Sheryl Crow has spoken out against the war in Iraq and in support of embryonic stem-cell research and efforts to combat global warming. Now, she's trying to ride to the rescue of thousands of wild horses that roam the West.
After campaigning for President Barack Obama in 2008, the Grammy-winning singer has become a leading critic of his administration's plans to remove as many as 25,000 mustangs from the range and ship them to pastures in the Midwest and East.
Since coming out in favor of a moratorium on government roundups of mustangs in November, Crow has lobbied Interior Secretary Ken Salazar, dropped off books and DVDs about wild horses for Obama at the White House and appeared in a video produced by equine activists.
To no avail, she also called on the president to halt a roundup of about 2,500 mustangs in Nevada, which began late last month as part of the administration's strategy to remove thousands of mustangs from the range.
"My main concern is that horse numbers not be dwindled down to where they can become extinct," she said, fearing the roundups are leaving mustang herds with too few breeding horses.

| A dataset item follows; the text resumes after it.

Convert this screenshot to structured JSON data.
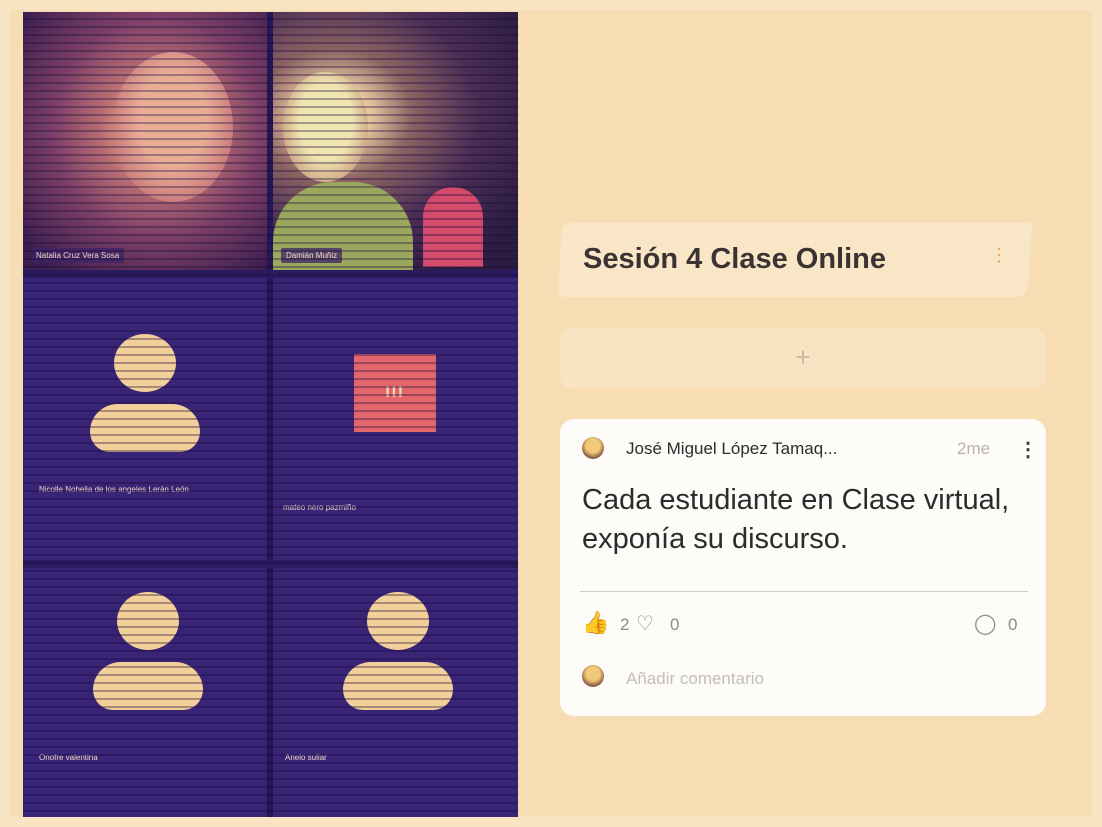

The government says the number of wild horses and burros on public lands in the West stands at nearly 37,000, about half of them in Nevada. It believes the number that can be supported on the range is about 26,600.
An additional 34,000 wild horses already live away from the range in federal-run corrals and pastures. Those are nearly full at a growing cost.
In an interview with The Associated Press, Crow said the romantic symbols of the American West are being sacrificed, in part, because of ranchers' drive for land. She disputed the government's position that booming mustang numbers are threatening the horses with starvation, and harming arid rangelands and native wildlife.
"I think there has to be a better way than taking them away from their native lands," she said by phone from New York. "I feel so passionate about the issue because wild horses are one of the last remaining ties to the land as it was and our history in America."
‘Sheryl fell in love with the mustangs’
The 47-year-old rocker became acquainted with the issue when she rode an adopted wild horse named Smokey in Colorado's Sangre de Cristo Mountains in July 2006, several months after she and cycling champ Lance Armstrong broke off their engagement.
Crow was joined on rides there by friends, including Ginger Kathrens, executive director of the horse-advocacy group Cloud Foundation based in Colorado Springs, Colo. Kathrens is an Emmy-winning documentary filmmaker who has produced PBS programs on a wild stallion named Cloud.
"Sheryl fell in love with the mustangs," Kathrens recalled. "We sat and talked about how we were losing the mustangs (to government roundups). She asked, `What can I do to help?"
Since the rides in the Sangre de Cristos, Crow has adopted a wild mustang named Colorado. She has 20 other horses on her ranch near Nashville, Tenn.
"I was the kid who asked for a horse every year, but we didn't have the backyard for one," the Kennett, Mo., native said. "Now, I ride every day I'm at the ranch. It's a very spiritual connection riding a horse."
Salazar said Crow's passion for horses came across in a phone conversation last month, which he initiated at the urging of his staff after she called for the moratorium. "I told her we didn't know we had the right solution here, but it was the solution we were offering and if there were other ideas we would be happy to entertain those ideas," he said.
Crow said she was pleased that Salazar pledged to open lines of communication with equine activists, but disappointed he ignored her plea to halt the roundups. While she will continue to press for the moratorium, she has no plans to talk to Obama. "He has enough on his plate," she said.
Meanwhile, there are other celebrities pushing the cause, including Willie Nelson, Lily Tomlin, Bill Maher and Ed Harris.
Ron Cerri of the Rebel Creek Ranch near Orovada, Nev., said Crow and the other celebrities are "outsiders" who are unfamiliar with problems caused by the mustangs. He supports the administration's plan, saying the horses are hurting the range, native wildlife and livestock because they can double in population every four years.
"It's not only about the health of the range and the resources, but the health of the horse herds," said Cerri, who is president of the Nevada Cattlemen's Association. "It disappoints me it's not a consideration to them. It's an emotional issue to them."